The first phase, Interactive, is the techie part of the experience. This is the best segment for brands and retailers to engage and get the most exposure to new tech ideas and networking with like-minded innovative thinkers.

It begins on the flight. Most of the folks on our flight were SXSW bound. How did we know? The energy, buzz and sheer excitement was tangible during the entire flight AND because we spoke to several people who were going there and there were other people on our flight wearing Google Glass (that was the aha moment!).

Upon arrival at the Driskell hotel there was a lobby full of tech hipsters. The Driskell hotel was built in the 1800’s and is at the heart of the festival social scene, power meetings and celebrity sightings. Over coffee, in one morning we saw Robert Duvall, Emmy Rossum and the cast of a vampire television show. A stop at the Driskell bar at the hotel is a MUST do of the event.

Conference sessions got underway Friday, March 7, 2014. In speaking with attendees throughout the event, they were not only technologists, but leaders of their organizations and marketers seeking out new ideas.

The big themes of the conference were Big Data, Privacy/Cybersecurity, and Connection with consumers. Data collection is clearly the future for business success. Harvesting the valuable insights is the cross industry challenge. The overall recommendation was that companies should collect as much data as possible, then use what is most valuable.

Privacy/cybersecurity and the use of consumer data was a significant theme. NSA leaker Edward Snowden’s session was the buzz of the conference and highly attended. Gaining and protecting the consumer’s trust is the new currency for companies leveraging consumer data.

Connecting with consumers is the business challenge in front of companies today. Several sessions addressed this. Consumers want highly personalized, relevant messages from retailers and brands. Technologies including mobile, beacons, gamification and social tools were among those highlighted to create the connections.

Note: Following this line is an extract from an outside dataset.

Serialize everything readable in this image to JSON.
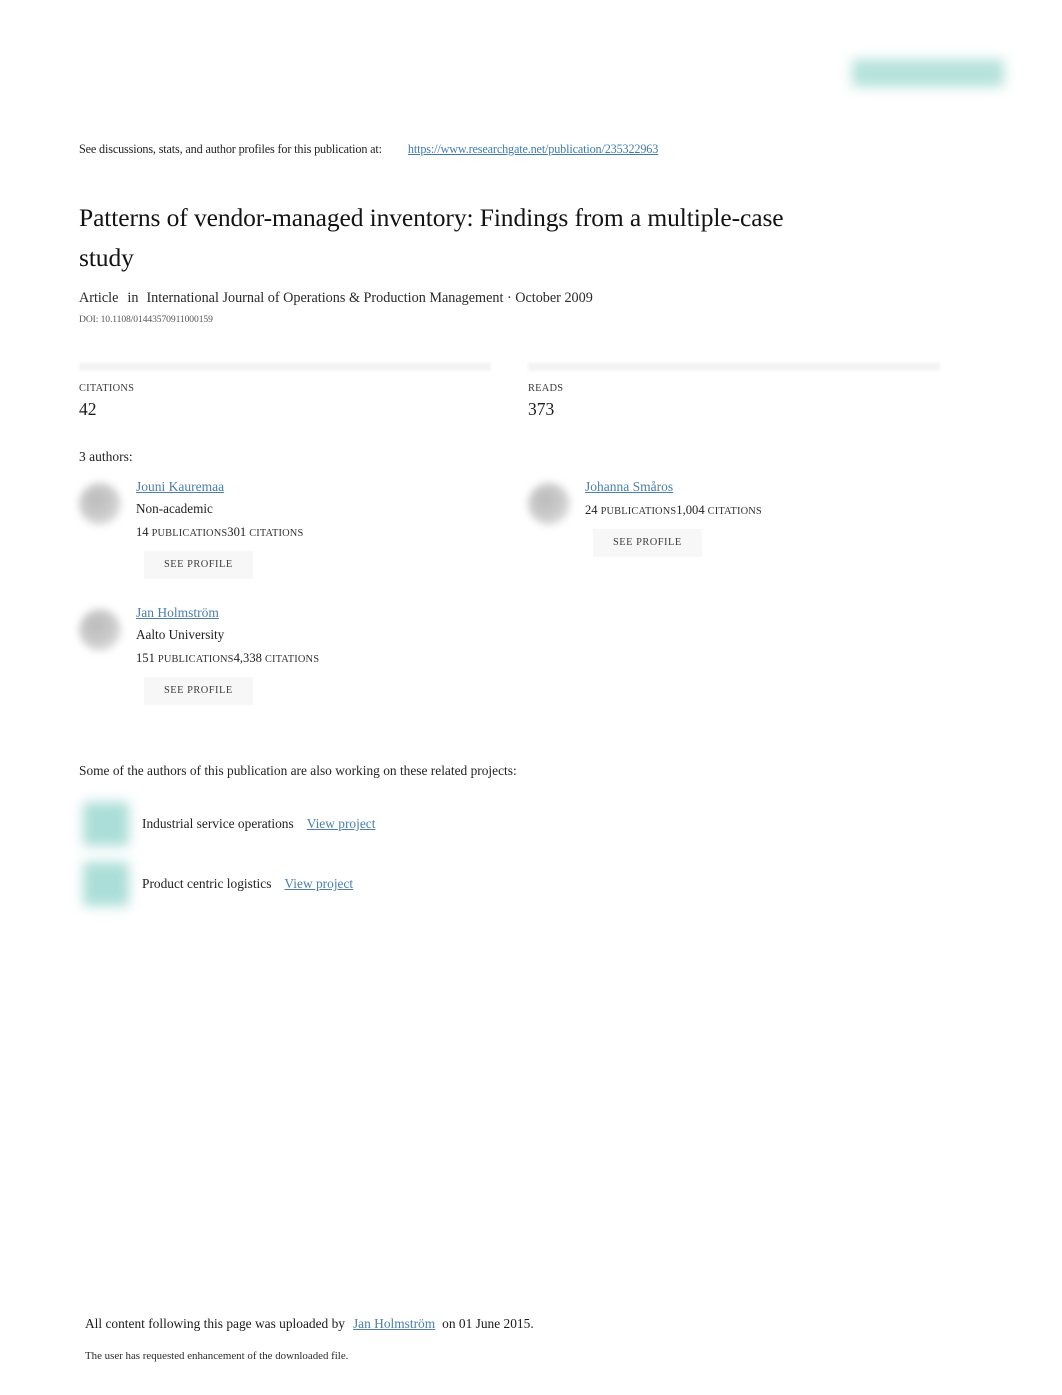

Retail Loco hosted by the Location Based Marketing Association (LBMA) was a half day event held exclusively to focus on retail and brands on Sunday, March 9, 2014. Founder and President of the LBMA, Asif Khan, has attended previous SXSW conference and was inspired to launch Retail Loco at this year’s conference. “We knew a lot of retailers and brands come to this event and we saw an opportunity to provide content specifically for them at SXSW,” says Khan.

The keynote speaker at this event was legendary retailer, Richard Marcus. Marcus says tech should have a purpose in impacting the retail customer experience. He says two things matter in retailing, “take care of customers and they come back, take care of merchandise and they don’t.”

The CIO of TGIF Friday’s, Trip Sessions, shared his goal to create a more sticky experience using technology with the aim of creating a 1-1 personalized experience. They use foursquare as a tool allowing waitstaff the ability to connect directly with guests in-store.

We keep hearing that the pace of change is accelerating from retailers and industry experts alike. This conference really epitomized that theme. From CES to NRF to SXSW, the themes have been fairly consistent. Retailers need to increasingly focus on tech and the time is now. There are many tools and resources available, but they can’t afford to wait.

SXSW has been described as “engineered serendipity.” It was an amazing experience for further cementing things we have heard at other conferences this year, exposure to new ideas, and creating connections. We are at a unique time in retail history. Successful retailers will be the ones who lever these resources to drive the customer experience. SXSW is a recommend event for learning, networking and moving into the future.


Anne Marie Stephen is VP of retail sales and customer development at iInside. Deborah Weinswig is chief customer officer at Profitect.